  There’s probably a way to undo this damage, though. Little argues that it’s crucial to allow yourself some sort of restorative period, meaning time to revert back to your true self.
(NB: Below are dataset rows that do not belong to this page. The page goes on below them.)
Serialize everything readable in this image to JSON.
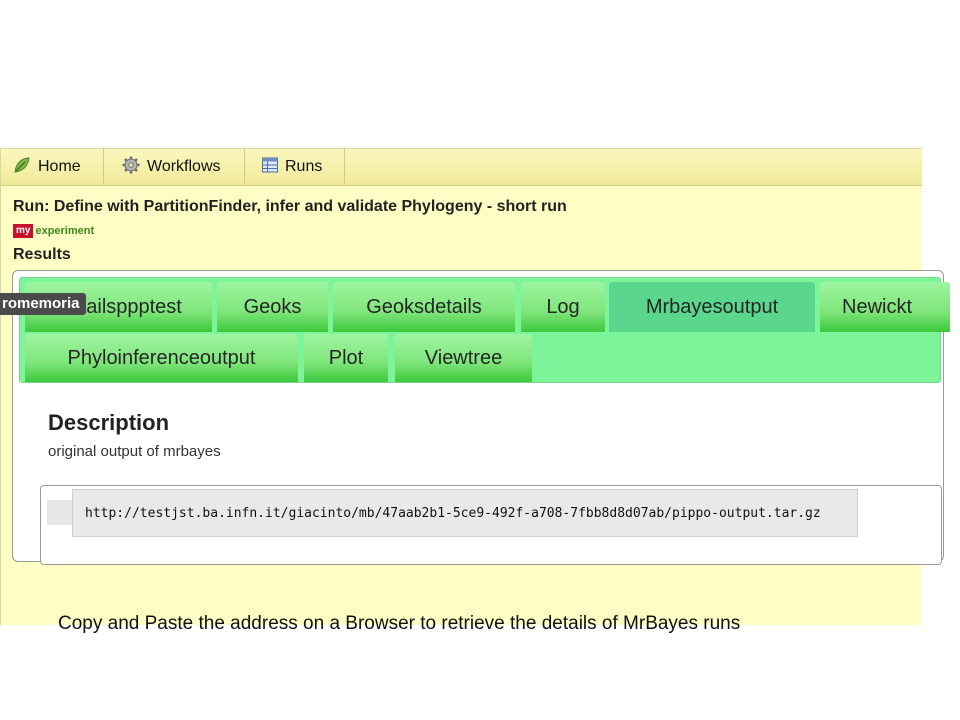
{
  "nav": {
    "tabs": [
      {
        "label": "Home",
        "icon": "leaf-icon"
      },
      {
        "label": "Workflows",
        "icon": "gear-icon"
      },
      {
        "label": "Runs",
        "icon": "table-icon"
      }
    ]
  },
  "run": {
    "title": "Run: Define with PartitionFinder, infer and validate Phylogeny - short run",
    "logo_my": "my",
    "logo_experiment": "experiment",
    "results_label": "Results"
  },
  "result_tabs": {
    "row1": [
      "Detailsppptest",
      "Geoks",
      "Geoksdetails",
      "Log",
      "Mrbayesoutput",
      "Newickt"
    ],
    "row2": [
      "Phyloinferenceoutput",
      "Plot",
      "Viewtree"
    ],
    "active": "Mrbayesoutput"
  },
  "overlay": {
    "promemoria": "romemoria"
  },
  "description": {
    "heading": "Description",
    "text": "original output of mrbayes"
  },
  "output_url": "http://testjst.ba.infn.it/giacinto/mb/47aab2b1-5ce9-492f-a708-7fbb8d8d07ab/pippo-output.tar.gz",
  "caption": "Copy and Paste the address on a Browser  to retrieve the details of MrBayes runs",
  "colors": {
    "app_background": "#fefdc3",
    "tab_area": "#7ef49a",
    "tab_active": "#5ad78c",
    "logo_red": "#c8102e",
    "logo_green": "#3a8a1a"
  }
}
If you’ve heard of this idea, you’ve likely heard it applied to introversion, the internet’s favorite personality trait, thanks at least in part to the success of Susan Cain’s 2012 best seller, Quiet: The Power of Introverts in a World That Can’t Stop Talking, which covered some of Little’s research. “In the pop-psychology literature on introversion, you often hear things about how introverts have to ‘recharge their batteries’ after social interactions,” said Sanjay Srivastava, a University of Oregon psychologist who studies personality. “Once upon a time I got curious if that was supported by evidence — and when I went to look for studies, I had trouble finding studies that really spoke directly and definitively to that issue. It sounds like [Balsari-Palsule’s] research might be some of the first to do that。”

  当然是有办法免受这种伤害的。利特尔说给自己恢复期非常重要。恢复期的意思是给自己做真我的一段时间。你也许已经听过“恢复期”运用在内向性这个网络最钟情的性格特征上了。这得归功于2012年苏珊凯恩的畅销书《安静:内向性格的竞争力》,这本书包含了部分利特尔的观点。“在流行心理学文学作品中,你常常会看到内向的人在参与社交后怎么怎么样充实的报道” 桑杰(Sanjay Srivastava)说,他正攻读俄勒冈大学心理学学位。“以前我很好奇这种论调是否有论据支持,当我开始研究的时候我发现很难找到明确有利的证据,看起来桑娜的研究才是首先真正该做的。”

  Specifically, Balsari-Palsule said she found that extroverts who took time to be social during the day – for example, by going to lunch with colleagues – did seem to feel less emotional exhaustion and stress during the workday. (She’s currently running another study to determine the typical “restorative niches” introverts and extroverts use in the workplace。) For a pseudo-conscientious person, on the other hand, a restorative period may be a weekend without any fixed agenda – no commitments, no plans, Balsari-Palsule suggested。


  Without that restorative time, you run the risk of your true nature “leaking out,” perhaps in ways you don’t expect, as Little argues in his 2014 book Me, Myself, and Us: The Science of Personality and the Art of Well-Being. The idea makes intuitive sense. You might meet your deadlines at work, but the self-control you spend on that means you’re a week late mailing a baby shower gift to a close friend who lives across the country, to borrow an example from my own life . (Self-control, or willpower, is widely thought to be a limited resource, though that idea has been challenged as of late。) “If such consequences accrue over time, there may be spillover effects into the workplace, leading to stress and increasing difficulty at enacting pseudo-conscientiousness effectively,” Balsari-Palsule continued. It seems you can fake your personality at work, but only for a limited time。

  如果没有恢复期,你的性格可能会以你意想不到的方式“流露”出来,利特尔在他2014年写的书《我,我自己,我们:性格的科学和幸福的艺术》中如是写道。这种说法很形象。也许你会在截止日前完工,但是自律的意思让我拿自己的经历做个例子讲吧:是一周后给远方至交的小孩邮寄礼物,(人们起初认为自律,毅力是有限的资源,后来这种观点多次受到挑战)。“如果不停累积,可能在工作场合产生溢出效应。致使伪谨慎性的人越来越难演下去,恶性循环” 桑娜补充说。看起来你可以伪装自己的性格,但仅仅是在短时间内。